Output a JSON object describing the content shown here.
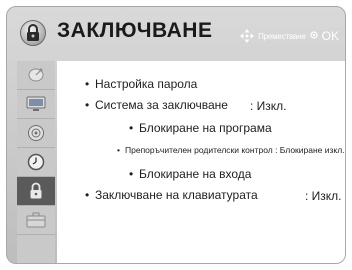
{
  "header": {
    "title": "ЗАКЛЮЧВАНЕ",
    "hint_move": "Преместване",
    "hint_ok": "OK",
    "lock_icon": "padlock-icon",
    "nav_icon": "navigation-arrows-icon"
  },
  "sidebar": {
    "items": [
      {
        "icon": "satellite-dish-icon"
      },
      {
        "icon": "tv-screen-icon"
      },
      {
        "icon": "speaker-icon"
      },
      {
        "icon": "clock-icon"
      },
      {
        "icon": "padlock-icon",
        "active": true
      },
      {
        "icon": "toolbox-icon"
      }
    ]
  },
  "menu": {
    "items": [
      {
        "label": "Настройка парола",
        "value": ""
      },
      {
        "label": "Система за заключване",
        "value": ": Изкл."
      },
      {
        "label": "Блокиране на програма",
        "value": ""
      },
      {
        "label": "Препоръчителен родителски контрол : Блокиране изкл.",
        "value": ""
      },
      {
        "label": "Блокиране на входа",
        "value": ""
      },
      {
        "label": "Заключване на клавиатурата",
        "value": ": Изкл."
      }
    ]
  },
  "colors": {
    "frame": "#c8c8c8",
    "panel": "#ffffff",
    "active_sidebar": "#5a5a5a"
  }
}
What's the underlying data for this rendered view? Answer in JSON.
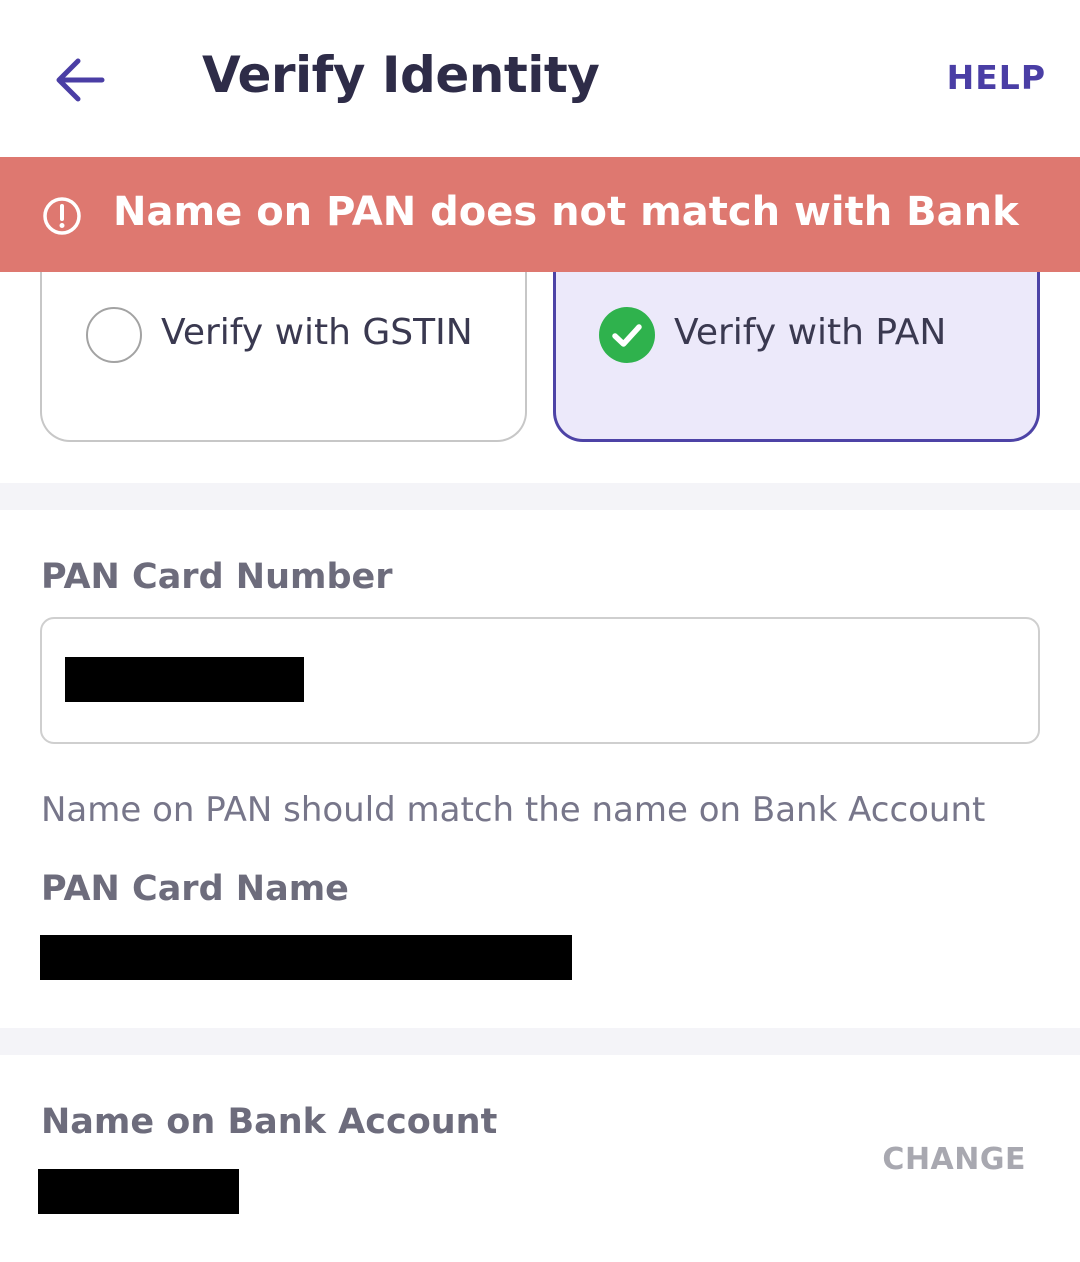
{
  "header": {
    "title": "Verify Identity",
    "help_label": "HELP",
    "back_icon": "arrow-left-icon",
    "accent_color": "#4a3ea5"
  },
  "banner": {
    "message": "Name on PAN does not match with Bank",
    "icon": "alert-circle-icon",
    "color": "#de7870"
  },
  "options": {
    "gstin_label": "Verify with GSTIN",
    "pan_label": "Verify with PAN",
    "selected": "pan",
    "check_color": "#2fb24d"
  },
  "pan": {
    "number_label": "PAN Card Number",
    "hint": "Name on PAN should match the name on Bank Account",
    "name_label": "PAN Card Name"
  },
  "bank": {
    "name_label": "Name on Bank Account",
    "change_label": "CHANGE"
  }
}
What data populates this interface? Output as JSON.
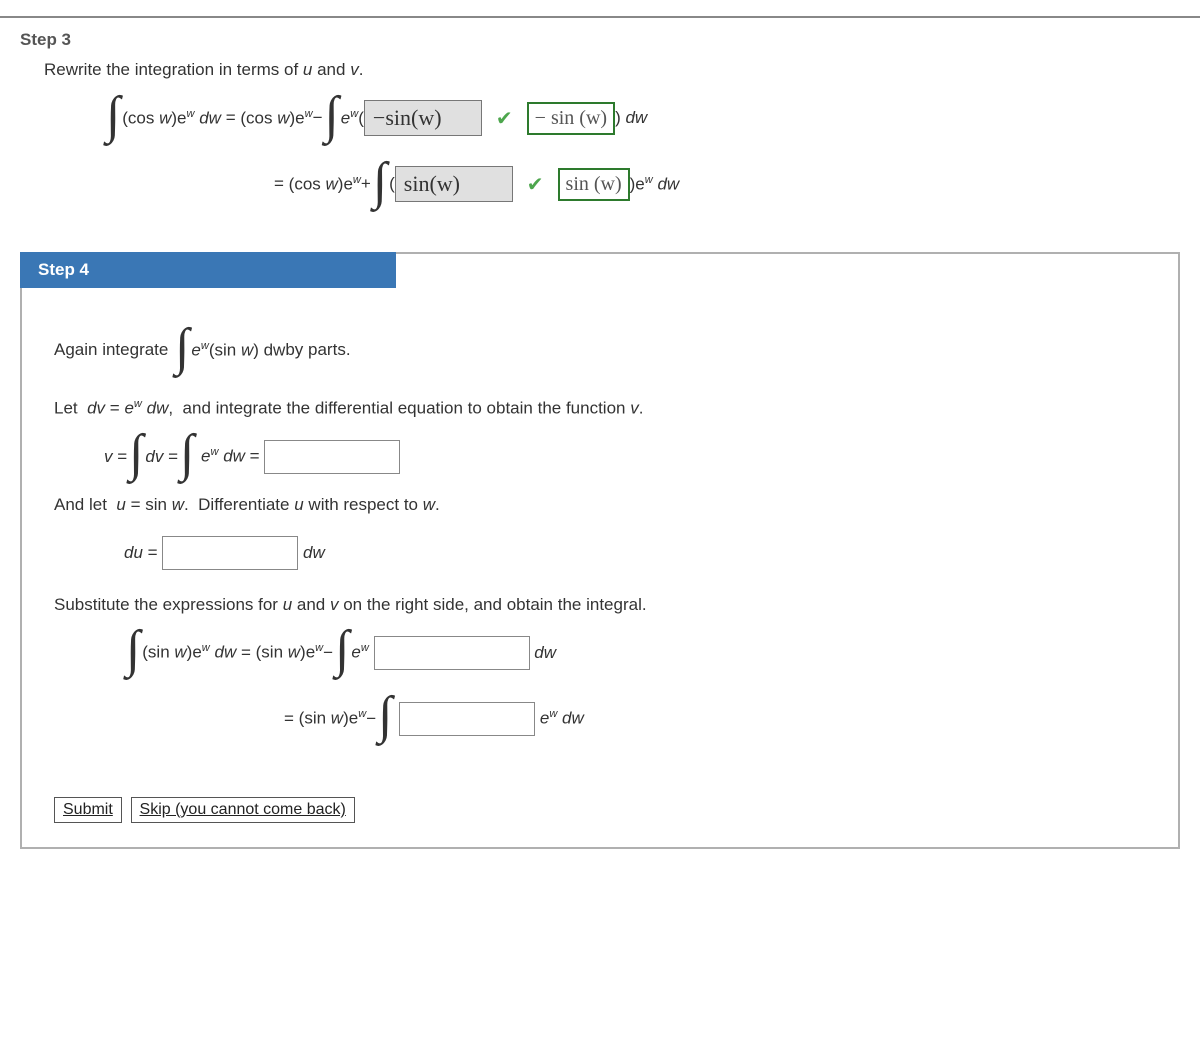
{
  "step3": {
    "title": "Step 3",
    "intro": "Rewrite the integration in terms of u and v.",
    "row1": {
      "lhs_a": "(cos ",
      "lhs_b": ")e",
      "lhs_c": " dw",
      "eq": "=",
      "mid_a": "(cos ",
      "mid_b": ")e",
      "minus": " − ",
      "ew_open": "e",
      "open_paren": "(",
      "filled": "−sin(w)",
      "correct": "− sin (w)",
      "close_paren": ") ",
      "dw": "dw"
    },
    "row2": {
      "eq": "=",
      "mid_a": "(cos ",
      "mid_b": ")e",
      "plus": " + ",
      "open_paren": "( ",
      "filled": "sin(w)",
      "correct": "sin (w)",
      "close_paren": ")e",
      "dw": " dw"
    }
  },
  "step4": {
    "title": "Step 4",
    "intro_a": "Again integrate ",
    "intro_b": "e",
    "intro_c": "(sin ",
    "intro_d": ") dw",
    "intro_e": "  by parts.",
    "let_dv": "Let  dv = e",
    "let_dv2": " dw,  and integrate the differential equation to obtain the function v.",
    "v_eq": "v = ",
    "dv_eq": " dv = ",
    "ew_dw_eq": " e",
    "ew_dw_eq2": " dw = ",
    "and_let": "And let  u = sin w.  Differentiate u with respect to w.",
    "du_eq": "du = ",
    "du_dw": " dw",
    "subst": "Substitute the expressions for u and v on the right side, and obtain the integral.",
    "srow1": {
      "lhs_a": "(sin ",
      "lhs_b": ")e",
      "lhs_c": " dw",
      "eq": "=",
      "mid_a": "(sin ",
      "mid_b": ")e",
      "minus": " − ",
      "ew": "e",
      "dw": " dw"
    },
    "srow2": {
      "eq": "=",
      "mid_a": "(sin ",
      "mid_b": ")e",
      "minus": " − ",
      "ew_dw": " e",
      "ew_dw2": " dw"
    },
    "submit": "Submit",
    "skip": "Skip (you cannot come back)"
  },
  "sym": {
    "w": "w",
    "W": "w"
  }
}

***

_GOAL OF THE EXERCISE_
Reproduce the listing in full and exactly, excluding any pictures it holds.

_ANSWER_
Output a JSON object describing the content shown here.
{
  "header": {
    "title": "ЗАКЛЮЧВАНЕ",
    "hint_move": "Преместване",
    "hint_ok": "OK",
    "lock_icon": "padlock-icon",
    "nav_icon": "navigation-arrows-icon"
  },
  "sidebar": {
    "items": [
      {
        "icon": "satellite-dish-icon"
      },
      {
        "icon": "tv-screen-icon"
      },
      {
        "icon": "speaker-icon"
      },
      {
        "icon": "clock-icon"
      },
      {
        "icon": "padlock-icon",
        "active": true
      },
      {
        "icon": "toolbox-icon"
      }
    ]
  },
  "menu": {
    "items": [
      {
        "label": "Настройка парола",
        "value": ""
      },
      {
        "label": "Система за заключване",
        "value": ": Изкл."
      },
      {
        "label": "Блокиране на програма",
        "value": ""
      },
      {
        "label": "Препоръчителен родителски контрол : Блокиране изкл.",
        "value": ""
      },
      {
        "label": "Блокиране на входа",
        "value": ""
      },
      {
        "label": "Заключване на клавиатурата",
        "value": ": Изкл."
      }
    ]
  },
  "colors": {
    "frame": "#c8c8c8",
    "panel": "#ffffff",
    "active_sidebar": "#5a5a5a"
  }
}
What's the underlying data for this rendered view? Answer in JSON.
{
  "header": {
    "title": "Verify Identity",
    "help_label": "HELP",
    "back_icon": "arrow-left-icon",
    "accent_color": "#4a3ea5"
  },
  "banner": {
    "message": "Name on PAN does not match with Bank",
    "icon": "alert-circle-icon",
    "color": "#de7870"
  },
  "options": {
    "gstin_label": "Verify with GSTIN",
    "pan_label": "Verify with PAN",
    "selected": "pan",
    "check_color": "#2fb24d"
  },
  "pan": {
    "number_label": "PAN Card Number",
    "hint": "Name on PAN should match the name on Bank Account",
    "name_label": "PAN Card Name"
  },
  "bank": {
    "name_label": "Name on Bank Account",
    "change_label": "CHANGE"
  }
}
What data populates this interface? Output as JSON.
{
  "step3": {
    "title": "Step 3",
    "intro": "Rewrite the integration in terms of u and v.",
    "row1": {
      "lhs_a": "(cos ",
      "lhs_b": ")e",
      "lhs_c": " dw",
      "eq": "=",
      "mid_a": "(cos ",
      "mid_b": ")e",
      "minus": " − ",
      "ew_open": "e",
      "open_paren": "(",
      "filled": "−sin(w)",
      "correct": "− sin (w)",
      "close_paren": ") ",
      "dw": "dw"
    },
    "row2": {
      "eq": "=",
      "mid_a": "(cos ",
      "mid_b": ")e",
      "plus": " + ",
      "open_paren": "( ",
      "filled": "sin(w)",
      "correct": "sin (w)",
      "close_paren": ")e",
      "dw": " dw"
    }
  },
  "step4": {
    "title": "Step 4",
    "intro_a": "Again integrate ",
    "intro_b": "e",
    "intro_c": "(sin ",
    "intro_d": ") dw",
    "intro_e": "  by parts.",
    "let_dv": "Let  dv = e",
    "let_dv2": " dw,  and integrate the differential equation to obtain the function v.",
    "v_eq": "v = ",
    "dv_eq": " dv = ",
    "ew_dw_eq": " e",
    "ew_dw_eq2": " dw = ",
    "and_let": "And let  u = sin w.  Differentiate u with respect to w.",
    "du_eq": "du = ",
    "du_dw": " dw",
    "subst": "Substitute the expressions for u and v on the right side, and obtain the integral.",
    "srow1": {
      "lhs_a": "(sin ",
      "lhs_b": ")e",
      "lhs_c": " dw",
      "eq": "=",
      "mid_a": "(sin ",
      "mid_b": ")e",
      "minus": " − ",
      "ew": "e",
      "dw": " dw"
    },
    "srow2": {
      "eq": "=",
      "mid_a": "(sin ",
      "mid_b": ")e",
      "minus": " − ",
      "ew_dw": " e",
      "ew_dw2": " dw"
    },
    "submit": "Submit",
    "skip": "Skip (you cannot come back)"
  },
  "sym": {
    "w": "w",
    "W": "w"
  }
}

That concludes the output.